The concerto is in four movements. After an orchestral introduction, the solo violin enters with an extended recitative, followed by an accompanied song and a brilliant cadenza.

Peter Ilyich Tchaikovsky (1840-1893): Capriccio Italien, Op. 45

Early in 1880 Tchaikovsky was in Rome, writing music and letters. To his patroness, Nadezhda von Meck, he mentioned “a rough sketch of an Italian Caprice based on popular tunes. Some I found in published collections, some I picked up with my own ears in the streets; the whole thing should sound effective, and I think ought to be successful.”

Tchaikovsky was staying at the Hotel Constanti, which overlooked the barracks of the Royal Italian Cuirassiers, whose bugle calls inspired the opening fanfare of Capriccio Italien. Begun on January 16, 1880, the work was sketched in a single week, but not completely finished until May 27, after his return to Russia.

Capriccio Italien was first played by the Russian Musical Society, under Nikolai Rubinstein’s direction, on December 18, 1880 in Moscow. “Its success was incontestable,” Tchaikovsky wrote to von Meck, “although criticism varied greatly as to its merits, and the least favorable described it as being marred by `coarse and cheap’ effects. In St. Petersburg, where it was given a few weeks later, it met with scant appreciation.”

After the St. Petersburg performance, composer César Cui wrote: “The Capriccio is certainly no work of art, but it is a valuable gift to the programs of open-air concerts.” Tchaikovsky reciprocated with his own left-handed compliment: “Cui is a gifted amateur. His music is not original, but it is graceful and elegant. We cannot deny that he is talented.”

Biographer Edwin Evans writes: “The Capriccio Italien is a bundle of Italian folk-tunes…a piece of music which relies entirely on its orchestration for its effects; its musical value is comparatively slight, but the colouring is so vivid and so fascinating, and the movement throughout so animated, that one does not realize this when listening to the work.
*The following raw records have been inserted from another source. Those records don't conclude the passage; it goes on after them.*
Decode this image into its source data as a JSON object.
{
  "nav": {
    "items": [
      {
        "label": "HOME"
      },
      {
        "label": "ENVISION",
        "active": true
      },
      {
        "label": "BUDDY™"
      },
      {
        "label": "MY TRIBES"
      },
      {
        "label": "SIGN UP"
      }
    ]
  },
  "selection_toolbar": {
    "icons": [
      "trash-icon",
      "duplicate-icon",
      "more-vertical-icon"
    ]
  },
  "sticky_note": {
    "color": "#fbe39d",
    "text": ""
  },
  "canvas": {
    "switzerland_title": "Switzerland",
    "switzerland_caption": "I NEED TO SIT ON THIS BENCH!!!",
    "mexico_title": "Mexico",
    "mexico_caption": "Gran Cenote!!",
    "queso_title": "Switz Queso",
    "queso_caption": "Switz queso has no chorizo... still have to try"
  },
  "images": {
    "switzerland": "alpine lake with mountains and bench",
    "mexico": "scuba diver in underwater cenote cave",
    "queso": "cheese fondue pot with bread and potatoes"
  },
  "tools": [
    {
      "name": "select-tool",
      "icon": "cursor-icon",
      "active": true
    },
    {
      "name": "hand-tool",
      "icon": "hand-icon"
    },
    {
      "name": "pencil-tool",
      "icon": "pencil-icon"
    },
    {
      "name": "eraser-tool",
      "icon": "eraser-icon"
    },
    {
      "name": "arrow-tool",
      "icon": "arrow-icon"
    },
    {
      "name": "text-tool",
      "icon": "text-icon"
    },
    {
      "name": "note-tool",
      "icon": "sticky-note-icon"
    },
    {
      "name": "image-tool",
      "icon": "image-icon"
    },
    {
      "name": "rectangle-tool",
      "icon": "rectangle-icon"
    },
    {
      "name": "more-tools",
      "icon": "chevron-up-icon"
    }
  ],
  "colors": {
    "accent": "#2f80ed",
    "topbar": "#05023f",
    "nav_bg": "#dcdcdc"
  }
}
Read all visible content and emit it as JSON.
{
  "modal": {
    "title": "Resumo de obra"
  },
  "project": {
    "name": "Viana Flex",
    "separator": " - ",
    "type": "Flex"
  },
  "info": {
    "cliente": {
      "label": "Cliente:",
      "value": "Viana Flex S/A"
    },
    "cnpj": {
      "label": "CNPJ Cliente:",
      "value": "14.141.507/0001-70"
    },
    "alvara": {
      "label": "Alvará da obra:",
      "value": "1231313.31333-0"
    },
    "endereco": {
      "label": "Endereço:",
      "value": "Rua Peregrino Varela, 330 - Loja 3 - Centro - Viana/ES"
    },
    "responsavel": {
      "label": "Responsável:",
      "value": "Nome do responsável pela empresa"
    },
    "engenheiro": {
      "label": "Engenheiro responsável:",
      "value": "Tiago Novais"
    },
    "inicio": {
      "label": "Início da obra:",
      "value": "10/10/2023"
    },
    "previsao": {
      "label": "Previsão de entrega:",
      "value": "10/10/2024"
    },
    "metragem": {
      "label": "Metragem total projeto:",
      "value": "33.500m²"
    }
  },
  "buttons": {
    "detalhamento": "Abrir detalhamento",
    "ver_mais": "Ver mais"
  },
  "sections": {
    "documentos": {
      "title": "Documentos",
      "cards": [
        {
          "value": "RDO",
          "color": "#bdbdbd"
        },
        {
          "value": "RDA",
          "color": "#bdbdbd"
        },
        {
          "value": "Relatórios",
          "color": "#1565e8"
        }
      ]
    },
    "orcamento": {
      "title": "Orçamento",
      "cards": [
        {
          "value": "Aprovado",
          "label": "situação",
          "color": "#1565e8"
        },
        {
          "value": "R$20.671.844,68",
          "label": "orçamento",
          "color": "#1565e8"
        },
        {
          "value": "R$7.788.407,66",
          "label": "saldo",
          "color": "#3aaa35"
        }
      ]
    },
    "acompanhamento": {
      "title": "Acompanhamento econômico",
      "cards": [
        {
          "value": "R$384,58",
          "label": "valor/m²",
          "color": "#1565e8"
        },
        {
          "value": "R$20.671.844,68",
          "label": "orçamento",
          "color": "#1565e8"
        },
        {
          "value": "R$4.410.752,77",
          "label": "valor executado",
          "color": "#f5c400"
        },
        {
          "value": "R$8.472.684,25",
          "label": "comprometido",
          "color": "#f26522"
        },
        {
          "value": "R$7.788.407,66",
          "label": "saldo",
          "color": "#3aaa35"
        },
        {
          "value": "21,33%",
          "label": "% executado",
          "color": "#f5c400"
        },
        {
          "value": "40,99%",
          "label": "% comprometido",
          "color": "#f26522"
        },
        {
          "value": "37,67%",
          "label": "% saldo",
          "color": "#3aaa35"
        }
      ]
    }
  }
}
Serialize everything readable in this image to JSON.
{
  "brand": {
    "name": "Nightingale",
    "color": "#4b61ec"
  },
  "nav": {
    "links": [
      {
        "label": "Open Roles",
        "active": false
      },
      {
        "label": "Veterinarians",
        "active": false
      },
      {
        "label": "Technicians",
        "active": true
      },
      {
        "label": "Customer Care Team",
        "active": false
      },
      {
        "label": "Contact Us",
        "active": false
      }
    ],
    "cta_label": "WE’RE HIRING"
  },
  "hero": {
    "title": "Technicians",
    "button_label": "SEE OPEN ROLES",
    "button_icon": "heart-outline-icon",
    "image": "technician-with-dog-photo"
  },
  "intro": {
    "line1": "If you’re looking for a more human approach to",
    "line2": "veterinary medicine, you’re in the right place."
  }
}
It is only afterwards that one experiences certain pangs of regret that such a rich garment should bedeck so thin a figure.”

Antonin Dvořák (1841-1904): Symphony No. 8 in G major, Op. 88

In August of 1889, Dvořák remarked that his “head was so full of ideas” for a new symphony that he could hardly write them down fast enough. By the following November, his Eighth Symphony was finished. The first performance was given in Prague, under the composer’s direction, on February 2, 1890.

The work is sometimes called the “English” Symphony, for a number of reasons. First, during his sixth visit to London, Dvořák conducted it on April 24, 1890. A year later, Dvořák conducted the Eighth Symphony when Cambridge University gave him an honorary Doctor of Music degree. “I do not like these celebrations,” he later recalled, “and when I have to be in one of them, I am on pins and needles…. Nothing but ceremony, and nothing but doctors. All faces were serious, and it seemed to me as if no one knew any other language than Latin.”

Despite its English connections, biographer John Clapham notes that “there is nothing in the music itself that by any stretch of the imagination can be described as English. Its spirit and thematic basis are thoroughly Czech…. Starting with an expressive funereal melody in G minor, the sunshine suddenly breaks through when the flute plays a light-hearted theme in the major key…. In the next movement, it is the Adagio’s quiet initial phrase which for a while shatters the idyllic peace. A gracious waltz with a rustic trio takes the place of a scherzo; and the work is rounded off with a somewhat freely organized set of variations.”

~ Program Notes by Charley Samson, copyright 2016.